Smith himself ranks ninth in the FBS in total passing (615), 13th in total offense per game (347.5), 14th in passing yards per game (307.5), 19th in passing efficiency (165.8) and is also the team’s leading rusher with 40 yards per game on the ground. Without ruling Smith out, the Cowboys have been preparing all week as if they’ll have to play without him, and his absence could open the door for a Cal Poly victory.

That is if the Mustangs can contain junior backup Colby Kirkegaard, who took the majority of spring snaps as Smith recovered from offseason surgery, or freshman Jason Thompson, who may also receive time.

Walsh is certain the Wyoming spread will remain challenging no matter what.

“They’re going to get yards,” Walsh said. “I don’t care who plays quarterback, they’re going to get yards. That’s the nature of who they are, and what they want you to do is get frustrated and make the mistake that leads to a big play, a 70-yard play.

“Even against Texas, they threw a 6-yard hitch that went for an 80-yard touchdown.

“We’re going to judge the outcome of the game by how we play the whole of the game, not by how much yardage we give up because they won the yardage battle last week and lost the game. We have to minimize the points they have, not the yards they have.”

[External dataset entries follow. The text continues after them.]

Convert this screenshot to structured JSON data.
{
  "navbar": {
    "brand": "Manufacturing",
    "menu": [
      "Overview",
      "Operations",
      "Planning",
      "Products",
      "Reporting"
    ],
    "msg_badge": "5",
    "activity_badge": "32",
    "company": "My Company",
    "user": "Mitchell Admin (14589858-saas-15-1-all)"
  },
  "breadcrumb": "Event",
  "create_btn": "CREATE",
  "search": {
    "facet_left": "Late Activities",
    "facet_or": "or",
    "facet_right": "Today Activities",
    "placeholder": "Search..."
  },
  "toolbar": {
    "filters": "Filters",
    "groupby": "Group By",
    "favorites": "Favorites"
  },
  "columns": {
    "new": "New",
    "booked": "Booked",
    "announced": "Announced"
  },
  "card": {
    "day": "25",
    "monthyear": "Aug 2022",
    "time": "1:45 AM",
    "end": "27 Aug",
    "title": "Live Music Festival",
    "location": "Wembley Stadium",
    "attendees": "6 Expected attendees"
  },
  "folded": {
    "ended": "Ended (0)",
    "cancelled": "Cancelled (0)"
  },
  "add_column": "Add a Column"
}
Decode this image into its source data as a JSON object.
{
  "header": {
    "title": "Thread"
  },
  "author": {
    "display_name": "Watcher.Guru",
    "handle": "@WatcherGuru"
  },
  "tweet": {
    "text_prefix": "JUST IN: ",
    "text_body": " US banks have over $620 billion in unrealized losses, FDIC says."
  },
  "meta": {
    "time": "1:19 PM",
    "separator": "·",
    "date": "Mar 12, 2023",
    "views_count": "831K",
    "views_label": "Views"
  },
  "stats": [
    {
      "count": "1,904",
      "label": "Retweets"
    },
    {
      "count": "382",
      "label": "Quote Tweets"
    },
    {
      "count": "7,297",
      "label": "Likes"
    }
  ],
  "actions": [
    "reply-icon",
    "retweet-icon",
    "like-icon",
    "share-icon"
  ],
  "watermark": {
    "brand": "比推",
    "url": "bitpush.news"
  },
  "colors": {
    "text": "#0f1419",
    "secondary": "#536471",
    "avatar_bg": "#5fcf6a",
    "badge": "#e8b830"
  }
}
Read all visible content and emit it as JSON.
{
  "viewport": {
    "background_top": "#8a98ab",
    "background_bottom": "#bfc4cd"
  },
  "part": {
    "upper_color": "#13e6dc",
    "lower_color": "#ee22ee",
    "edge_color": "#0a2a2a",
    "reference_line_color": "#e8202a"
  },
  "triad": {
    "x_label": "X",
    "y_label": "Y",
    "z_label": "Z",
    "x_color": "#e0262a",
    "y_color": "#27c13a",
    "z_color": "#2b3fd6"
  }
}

The Mustangs defense will have to prove it’s improved over last season when Cal Poly finished 6-5 and won a share of the last Great West Conference football title but was second-to-last among 120 FCS teams against the pass.

Cal Poly’s defense gave up 274 yards per game through the air and also ranked in the bottom seven in the FCS in third-down conversions, allowing first downs 46.4 percent of the time. The 16 turnovers they forced landed them in the bottom quarter of FCS teams, too.

Circumstances have led to a near complete makeover of the defense since last year.

Linebackers coach Josh Brown was promoted to defensive coordinator when Greg Lupfer left for Colorado State. Lupfer’s replacement as defensive backs coach, Randy Hanson, was arrested after a bar fight on the eve of fall training camp, and he was replaced by Neil Fendall, a former Division III assistant who played for Walsh at Portland State.

They’ve simplified a defense that returns only three starters from last season, and Jackson said the trouble playing the pass last year has been addressed.

“It was definitely a team-wide issue,” Jackson said. “There was a lack of focus maybe come game time to being in the right spot and doing the right things.

“I have to say, the new coaches have really helped. Coach Brown stepping in at defensive coordinator, coach Fendall coming in and helping our DBs with their pass props, really helping them play a little more loosely.”